Aug. 18, 2011— -- The Dow Jones industrial average closed 424.7 points lower to 10,985.50 on Thursday due to worries over a global economic slowdown.
In Europe, the major indexes at closing had fallen sharply, with London's FTSE off 4.5 percent and the German DAX down 5.8 percent.
While the Dow fell 3.72 percent, the S&P 500 fell 3.96 percent to 1,146.7 at the close.
Back in the U.S., the Labor Department reported 408,000 initial unemployment claims were filed in the week that ended Aug. 13, up 9,000 from a revised 399,000 from the previous week.
Doug Roberts, chief investment strategist of ChannelCapitalResearch.com, said that because the weekly claim figure is now above the key 400,000 level, it damages investors' confidence in the economic recovery. Adding to the concerns are federal spending cuts, which seem to rule out further fiscal stimulus.
The Federal Reserve of Philadelphia reported a decrease in factory activity in August. Roberts said all eyes will be on the Federal Reserve annual global central banking conference later this month in Jackson Hole, Wyo., for signs of any monetary stimulus.
The Consumer Price Index rose 0.5 percent in July, more than twice the expected 0.2 percent, leading to some fears of "stagflation," a combination of price inflation and stagnation in the economy.

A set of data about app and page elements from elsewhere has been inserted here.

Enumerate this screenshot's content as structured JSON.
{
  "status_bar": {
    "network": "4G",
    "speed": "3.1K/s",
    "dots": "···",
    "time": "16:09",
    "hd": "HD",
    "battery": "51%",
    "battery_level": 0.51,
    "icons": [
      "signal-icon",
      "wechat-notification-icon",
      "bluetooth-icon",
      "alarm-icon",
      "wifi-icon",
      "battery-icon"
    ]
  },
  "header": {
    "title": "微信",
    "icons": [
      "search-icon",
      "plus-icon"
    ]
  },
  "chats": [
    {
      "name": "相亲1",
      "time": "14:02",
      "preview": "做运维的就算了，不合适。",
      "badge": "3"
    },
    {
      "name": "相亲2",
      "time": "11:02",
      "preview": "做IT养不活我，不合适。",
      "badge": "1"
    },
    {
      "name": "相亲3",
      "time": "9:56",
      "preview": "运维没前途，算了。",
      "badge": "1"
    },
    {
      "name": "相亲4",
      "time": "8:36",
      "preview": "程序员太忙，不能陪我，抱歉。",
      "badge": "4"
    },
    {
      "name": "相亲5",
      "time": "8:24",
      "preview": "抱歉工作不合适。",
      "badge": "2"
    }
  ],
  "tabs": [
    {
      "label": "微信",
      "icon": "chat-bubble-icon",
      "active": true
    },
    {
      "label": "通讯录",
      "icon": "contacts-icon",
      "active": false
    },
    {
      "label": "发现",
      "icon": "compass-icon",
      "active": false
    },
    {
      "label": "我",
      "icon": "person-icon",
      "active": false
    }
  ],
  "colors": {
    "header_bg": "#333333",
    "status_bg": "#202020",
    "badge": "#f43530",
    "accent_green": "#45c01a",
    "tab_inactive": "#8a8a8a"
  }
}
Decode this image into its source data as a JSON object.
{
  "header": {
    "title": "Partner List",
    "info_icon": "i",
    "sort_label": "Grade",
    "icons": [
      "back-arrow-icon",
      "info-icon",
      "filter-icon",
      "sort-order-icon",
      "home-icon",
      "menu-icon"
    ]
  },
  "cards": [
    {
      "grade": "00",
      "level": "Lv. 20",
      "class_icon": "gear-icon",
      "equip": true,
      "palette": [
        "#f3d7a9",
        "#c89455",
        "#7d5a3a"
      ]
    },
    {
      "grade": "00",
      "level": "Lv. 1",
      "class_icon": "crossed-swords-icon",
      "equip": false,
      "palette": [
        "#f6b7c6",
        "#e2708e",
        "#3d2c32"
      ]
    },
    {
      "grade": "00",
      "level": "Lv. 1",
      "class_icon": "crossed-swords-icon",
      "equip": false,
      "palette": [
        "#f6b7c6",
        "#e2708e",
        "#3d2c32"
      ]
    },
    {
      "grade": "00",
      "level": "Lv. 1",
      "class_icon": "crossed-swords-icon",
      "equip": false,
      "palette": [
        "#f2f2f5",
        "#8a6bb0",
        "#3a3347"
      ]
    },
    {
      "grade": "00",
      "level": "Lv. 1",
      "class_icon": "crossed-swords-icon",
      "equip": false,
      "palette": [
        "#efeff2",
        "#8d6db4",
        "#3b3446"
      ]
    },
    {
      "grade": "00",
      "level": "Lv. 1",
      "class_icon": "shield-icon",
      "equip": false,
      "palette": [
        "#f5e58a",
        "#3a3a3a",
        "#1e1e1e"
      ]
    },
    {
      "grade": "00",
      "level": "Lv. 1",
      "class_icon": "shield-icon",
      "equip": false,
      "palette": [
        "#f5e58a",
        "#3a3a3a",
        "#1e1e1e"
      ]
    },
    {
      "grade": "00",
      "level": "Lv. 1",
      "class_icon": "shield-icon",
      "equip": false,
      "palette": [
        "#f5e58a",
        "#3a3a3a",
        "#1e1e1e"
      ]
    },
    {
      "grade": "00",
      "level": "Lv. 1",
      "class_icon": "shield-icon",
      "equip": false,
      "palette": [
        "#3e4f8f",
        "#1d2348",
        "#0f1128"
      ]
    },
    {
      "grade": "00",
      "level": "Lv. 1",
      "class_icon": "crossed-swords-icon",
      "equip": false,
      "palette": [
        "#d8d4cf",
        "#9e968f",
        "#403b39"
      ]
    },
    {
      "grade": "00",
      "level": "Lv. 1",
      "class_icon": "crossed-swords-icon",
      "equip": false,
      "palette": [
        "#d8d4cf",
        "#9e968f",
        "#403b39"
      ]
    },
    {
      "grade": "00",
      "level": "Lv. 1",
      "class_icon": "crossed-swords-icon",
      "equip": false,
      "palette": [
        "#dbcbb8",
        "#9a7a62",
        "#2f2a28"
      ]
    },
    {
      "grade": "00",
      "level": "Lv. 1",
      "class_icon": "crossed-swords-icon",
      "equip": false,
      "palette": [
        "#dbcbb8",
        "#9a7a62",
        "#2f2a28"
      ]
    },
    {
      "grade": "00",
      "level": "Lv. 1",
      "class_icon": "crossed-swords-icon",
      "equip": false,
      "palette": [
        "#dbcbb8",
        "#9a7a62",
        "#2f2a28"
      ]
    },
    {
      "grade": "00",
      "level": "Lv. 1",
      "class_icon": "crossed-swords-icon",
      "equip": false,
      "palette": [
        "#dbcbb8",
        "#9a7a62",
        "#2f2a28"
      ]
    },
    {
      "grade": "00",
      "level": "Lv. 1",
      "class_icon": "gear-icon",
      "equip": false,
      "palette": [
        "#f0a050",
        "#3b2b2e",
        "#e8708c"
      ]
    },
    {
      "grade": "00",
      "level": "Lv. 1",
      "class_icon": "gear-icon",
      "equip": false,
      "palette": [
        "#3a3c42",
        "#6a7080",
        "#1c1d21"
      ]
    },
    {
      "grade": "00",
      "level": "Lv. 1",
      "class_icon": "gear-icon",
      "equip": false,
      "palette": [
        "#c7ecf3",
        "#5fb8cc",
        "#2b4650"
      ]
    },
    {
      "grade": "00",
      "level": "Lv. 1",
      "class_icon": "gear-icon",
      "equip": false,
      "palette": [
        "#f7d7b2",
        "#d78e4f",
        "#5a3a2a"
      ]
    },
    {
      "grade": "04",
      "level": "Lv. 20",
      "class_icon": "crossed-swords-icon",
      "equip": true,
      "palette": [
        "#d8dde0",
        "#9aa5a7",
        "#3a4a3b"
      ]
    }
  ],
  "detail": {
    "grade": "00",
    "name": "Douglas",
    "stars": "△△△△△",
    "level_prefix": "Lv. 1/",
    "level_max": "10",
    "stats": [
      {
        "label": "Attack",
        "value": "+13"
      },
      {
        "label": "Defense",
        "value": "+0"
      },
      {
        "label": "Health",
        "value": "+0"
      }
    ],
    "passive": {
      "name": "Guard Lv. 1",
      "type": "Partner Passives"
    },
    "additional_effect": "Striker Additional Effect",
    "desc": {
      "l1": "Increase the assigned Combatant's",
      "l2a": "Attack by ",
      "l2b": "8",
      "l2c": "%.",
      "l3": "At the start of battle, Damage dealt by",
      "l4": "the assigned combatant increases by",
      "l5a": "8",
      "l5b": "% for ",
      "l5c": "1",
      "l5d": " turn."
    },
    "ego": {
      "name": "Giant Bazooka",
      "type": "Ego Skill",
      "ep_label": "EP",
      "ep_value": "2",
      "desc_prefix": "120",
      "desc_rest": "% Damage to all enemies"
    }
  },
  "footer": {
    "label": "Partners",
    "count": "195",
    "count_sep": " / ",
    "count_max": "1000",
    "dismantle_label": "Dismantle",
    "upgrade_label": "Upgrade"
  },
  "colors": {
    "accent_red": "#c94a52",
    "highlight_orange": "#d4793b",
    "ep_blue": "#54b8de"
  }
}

Before these negative U.S. economic reports, bank stocks in the U.S. and in Europe were hit by a wave of selling after Sweden's financial regulator said lenders there should expect a worsening in Europe's debt crisis. That could lead to a freeze of lending between banks, cutting off loans to businesses.
Roberts said American investors are showing concerns the problems European banks face may not be contained to that continent. Investors are watching how Europe is managing its debt crisis, which has already led to bailouts for Greece, Ireland and Portugal.
Meanwhile, investment bank Morgan Stanley cut its global growth forecast for the year to 3.9 percent, down from a previous forecast of 4.2 percent. The bank cited an "insufficient" policy response to Europe's sovereign debt woes and the possibility of fiscal tightening that could make it harder for businesses to borrow.
Morgan Stanley, which also cut its China growth forecast for next year, wrote that the U.S. and Europe are "dangerously close to recession."
"Recent policy errors, especially Europe's slow and insufficient response to the sovereign crisis and the drama around lifting the U.S. debt ceiling, have weighed down on financial markets and eroded business and consumer confidence," London-based analyst Joachim Fels wrote in the report.
Roberts said Morgan Stanley's report confirmed what many investors already expected.
"Everyone is starting to think the economy is starting to fall apart and asking, 'who is going to bail us out?'" Roberts said. He said investors looking for safe havens in Treasury bonds and gold have led to a decrease in Treasury yields and a spike in gold.
The price of gold hit a record high, at $1,829.70 per ounce on Thursday. Gold prices have more than doubled since the recession began in the winter of 2007, and are up about 19 percent since the beginning of June, according to the Associated Press.
In other global economic news, Japanese finance minister also said July exports fell 3.3 percent from the previous year to 5.78 trillion yen ($75.6 billion) as a result of the strong yen and ongoing impact from the March 11 earthquake and tsunami.
In Britain, retail sales rose by only 0.2 percent in July from the month before, below market expectations for a 0.4 percent rise and another sign the British economic recovery is slowing.
The Associated Press contributed to this report.